But are we certain this is what we want (what we really, really want)? Do we want to see who we are?
So we have three more weeks as we journey toward the Cross, and we are presented with a choice:
Do we want to glorify ourselves as James and John tried? Or do we want to glorify Christ in our bodies by daily taking up the cross as St. Mary did?
St. Mary reminds us that only by seeing ourselves clearly, by embracing our weakness, embracing our mortality, and embracing our need for Christ can we ensure that we will have any spot in His Kingdom, even if it isn’t at His right or left.
And trust me, to find ourselves in His Kingdom is exactly what we want (what we really, really want).
Christian is a husband, father, mover, shaker, coffee drinker, and occasional CrossFitter. He works full-time as a child and adolescent therapist, and in his off-time likes to devote his mental energy to the Church and the Church's ministry in and to the world. Christian has his MA from Azusa Pacific University in Marriage and Family Therapy and is working toward a second MA in Children, Youth, and Family Ministry from Luther Seminary. Christian and his family live in Phoenix, Arizona.

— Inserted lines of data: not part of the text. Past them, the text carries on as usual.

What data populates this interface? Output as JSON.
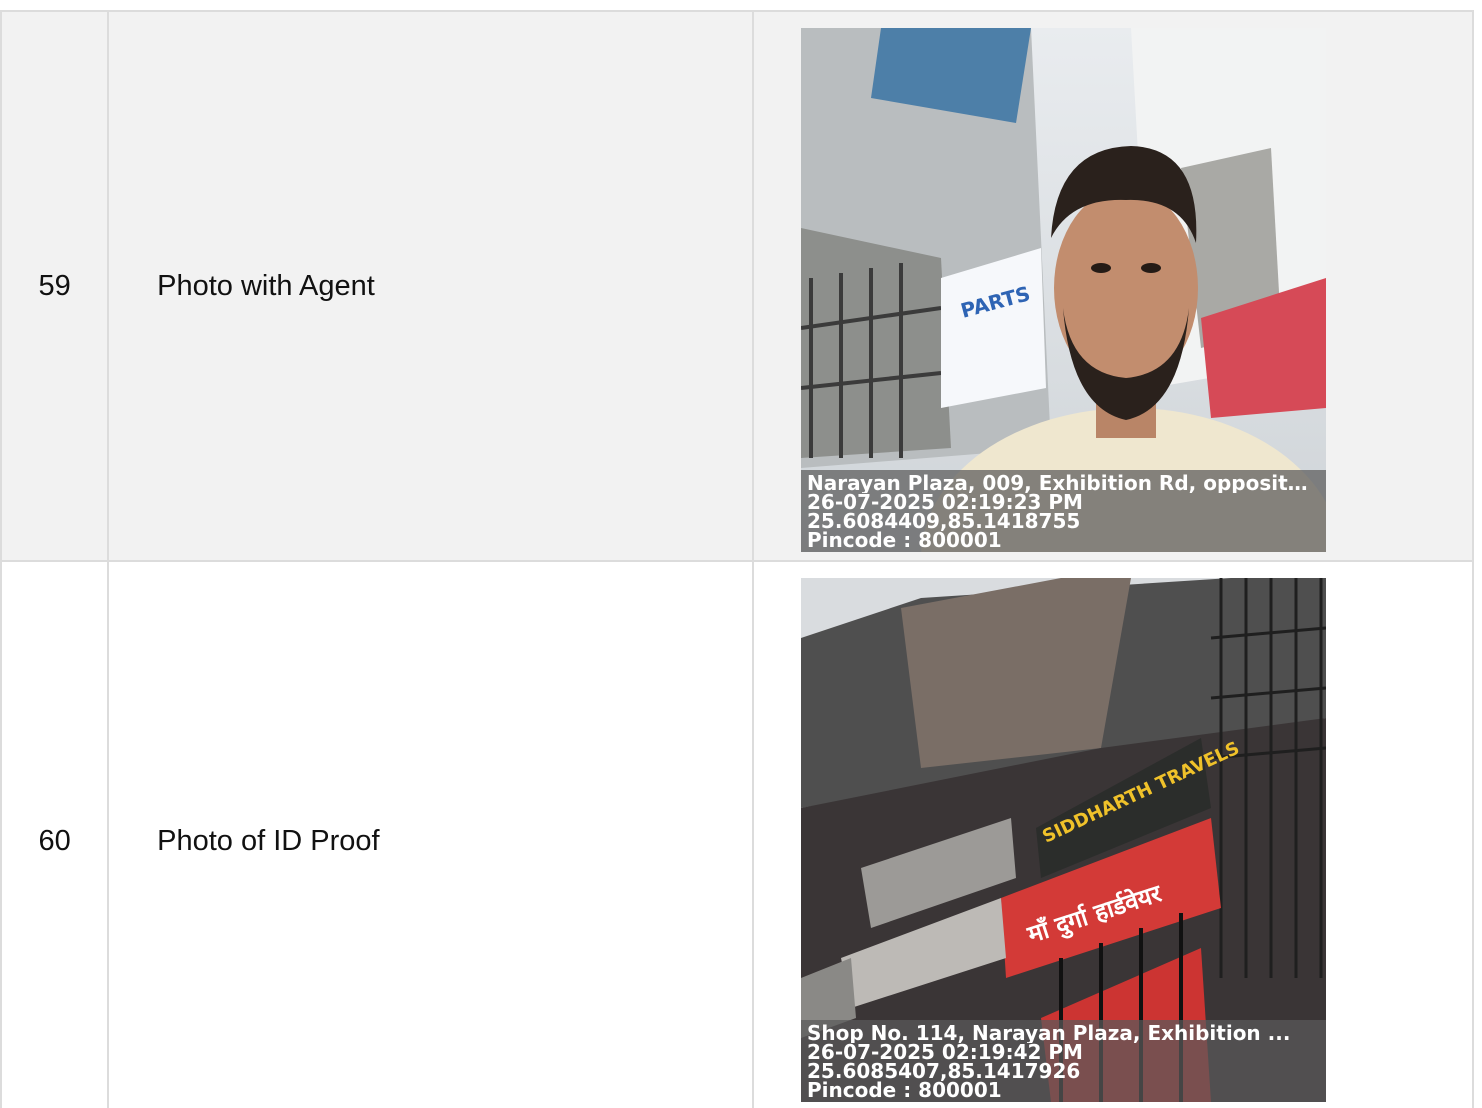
{
  "rows": [
    {
      "sno": "59",
      "label": "Photo with Agent",
      "photo": {
        "description_icon": "selfie-photo",
        "stamp_address": "Narayan Plaza, 009, Exhibition Rd, opposite ...",
        "stamp_datetime": "26-07-2025 02:19:23 PM",
        "stamp_coords": "25.6084409,85.1418755",
        "stamp_pincode": "Pincode : 800001",
        "sign_text": "PARTS"
      }
    },
    {
      "sno": "60",
      "label": "Photo of ID Proof",
      "photo": {
        "description_icon": "shopfront-photo",
        "stamp_address": "Shop No. 114, Narayan Plaza, Exhibition ...",
        "stamp_datetime": "26-07-2025 02:19:42 PM",
        "stamp_coords": "25.6085407,85.1417926",
        "stamp_pincode": "Pincode : 800001",
        "sign_text_1": "SIDDHARTH TRAVELS",
        "sign_text_2": "माँ दुर्गा हार्डवेयर"
      }
    }
  ],
  "colors": {
    "border": "#dcdcdc",
    "row_shaded": "#f2f2f2",
    "text": "#111111"
  }
}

For more on the Gospel reading for the Sunday of St Mary of Egypt, please see our annotations of the passage at our annotated Gospel project, ExeGenius.
For more on repentance, check out this episode of Be the Bee:
For more on whether we actually try to live like the saints, or just talk about them, check out this episode of Be the Bee: